“Adolescents these days have a lot to worry about, anxiety and depression are rising among everyone really, certainly adolescents, and I thought it was not right to be terrorising school children and giving them false information.”
Shellenberger - who has been invited to be an expert reviewer to the UN’s Intergovernmental Panel on Climate Change - maintains that climate change is occurring but says it is not a “catastrophic threat”.
He says the science has been hijacked by a “handful” of activist scientists who are spreading “science fiction”.
“The majority of scientists are not activists, there are actually only a handful of scientists who feel the need to terrify people,” he said.
“I don’t think this is really that complicated, we need to lift everybody out of poverty, and we need to do our best to preserve natural places and things have just spiralled out of control.
“This climate change thing has just got too crazy.”
Shellenberger said he had noticed a “dark tradition” of anti-human rhetoric spilling from climate change activists, including views that humans were a “cancer” or a virus.
In the second half of the interview – which will air on Sky News Australia on the Kenny Report at 5pm on Thursday night – Shellenberger also weighs into whether climate change was a significant cause of the Australian bushfires.
“Yes there is evidence of that,” he said.
“However, It is massively outweighed by two factors; the accumulation of wood fuel in the forests and the development of new houses near forests.
“Is there some contributing role of climate change? Yes. Is it very significant? No”.'Climate Change Is Real, But It's Not the End of the World:' Michael Shellenberger
If there's one consistent message coming from activists and politicians pushing the Green New Deal and massive new subsidies for renewable energy it's that if we don't take radical action now, life on Earth as we know it will soon be irreversibly destroyed. Greta Thunberg, Rep. Alexandria Ocasio-Cortez (D–N.Y.), and Democratic presidential nominee Joe Biden all have claimed that we have less than a dozen years left in which to save the planet.
The findings of the scientists studying global warming don't support such alarmist claims, according to the new book Apocalypse Never: Why Environmental Alarmism Hurts Us All. Author Michael Shellenberger argues that deforestation and deaths from extreme weather are actually declining, and concerns about environmental damage from plastics are fundamentally misplaced.

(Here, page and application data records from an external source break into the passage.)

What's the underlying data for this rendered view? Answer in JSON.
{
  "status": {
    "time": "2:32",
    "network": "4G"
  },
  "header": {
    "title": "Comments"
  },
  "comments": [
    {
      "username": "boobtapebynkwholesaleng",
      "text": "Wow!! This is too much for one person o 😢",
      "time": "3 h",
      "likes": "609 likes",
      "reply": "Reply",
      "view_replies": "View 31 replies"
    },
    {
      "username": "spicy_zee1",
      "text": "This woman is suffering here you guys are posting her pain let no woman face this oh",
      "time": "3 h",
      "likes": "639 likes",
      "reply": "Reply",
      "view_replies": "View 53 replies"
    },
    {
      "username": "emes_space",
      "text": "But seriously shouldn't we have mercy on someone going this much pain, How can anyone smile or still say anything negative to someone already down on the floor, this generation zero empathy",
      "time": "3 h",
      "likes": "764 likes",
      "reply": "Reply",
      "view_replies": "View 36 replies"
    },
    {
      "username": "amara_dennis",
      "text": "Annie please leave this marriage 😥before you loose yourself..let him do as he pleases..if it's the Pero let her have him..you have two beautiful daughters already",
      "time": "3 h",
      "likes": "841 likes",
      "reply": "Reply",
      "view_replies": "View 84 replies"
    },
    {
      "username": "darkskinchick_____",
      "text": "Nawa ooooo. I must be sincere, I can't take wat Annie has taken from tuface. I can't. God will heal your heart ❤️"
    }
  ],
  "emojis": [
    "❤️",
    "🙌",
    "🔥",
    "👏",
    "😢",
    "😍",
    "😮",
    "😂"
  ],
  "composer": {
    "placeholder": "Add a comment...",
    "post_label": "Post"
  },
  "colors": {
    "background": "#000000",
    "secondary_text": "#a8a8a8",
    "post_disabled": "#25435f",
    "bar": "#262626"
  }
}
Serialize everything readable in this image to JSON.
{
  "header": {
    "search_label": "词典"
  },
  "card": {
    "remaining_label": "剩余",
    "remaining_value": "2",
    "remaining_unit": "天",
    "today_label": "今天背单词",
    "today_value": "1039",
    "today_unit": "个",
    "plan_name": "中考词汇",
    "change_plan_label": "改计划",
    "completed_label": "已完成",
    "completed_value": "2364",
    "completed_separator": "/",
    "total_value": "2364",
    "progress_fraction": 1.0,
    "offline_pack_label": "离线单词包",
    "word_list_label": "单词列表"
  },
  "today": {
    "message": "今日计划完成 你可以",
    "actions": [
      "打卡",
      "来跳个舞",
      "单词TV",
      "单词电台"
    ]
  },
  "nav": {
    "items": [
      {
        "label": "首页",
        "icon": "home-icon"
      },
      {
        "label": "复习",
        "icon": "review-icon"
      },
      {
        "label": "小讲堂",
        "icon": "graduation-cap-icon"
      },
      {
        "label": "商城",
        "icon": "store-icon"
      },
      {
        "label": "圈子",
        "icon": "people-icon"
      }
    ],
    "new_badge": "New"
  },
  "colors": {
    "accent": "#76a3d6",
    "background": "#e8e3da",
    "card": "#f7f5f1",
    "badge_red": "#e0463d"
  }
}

Shellenberger, who began his career as an advocate for more government spending on wind and solar, was eventually disillusioned after witnessing the failure of subsidies to fix the inherent drawbacks of renewables. Named a "Hero of the Environment" by Time magazine in 2008, he is an "expert reviewer" for the Intergovernmental Panel on Climate Change, whose 2018 report has been widely misinterpreted as saying we had just 12 years to stave off catastrophic climate change. Shellenberger also appeared in the 2013 documentary Pandora's Promise, which was shown at Sundance, and featured several prominent environmentalists who have come around to the virtues of nuclear power.
Nick Gillespie interviewed Shellenberger over Zoom about Apocalypse Never and why he believes that environmentalism has become a replacement for religion in an increasingly secular world.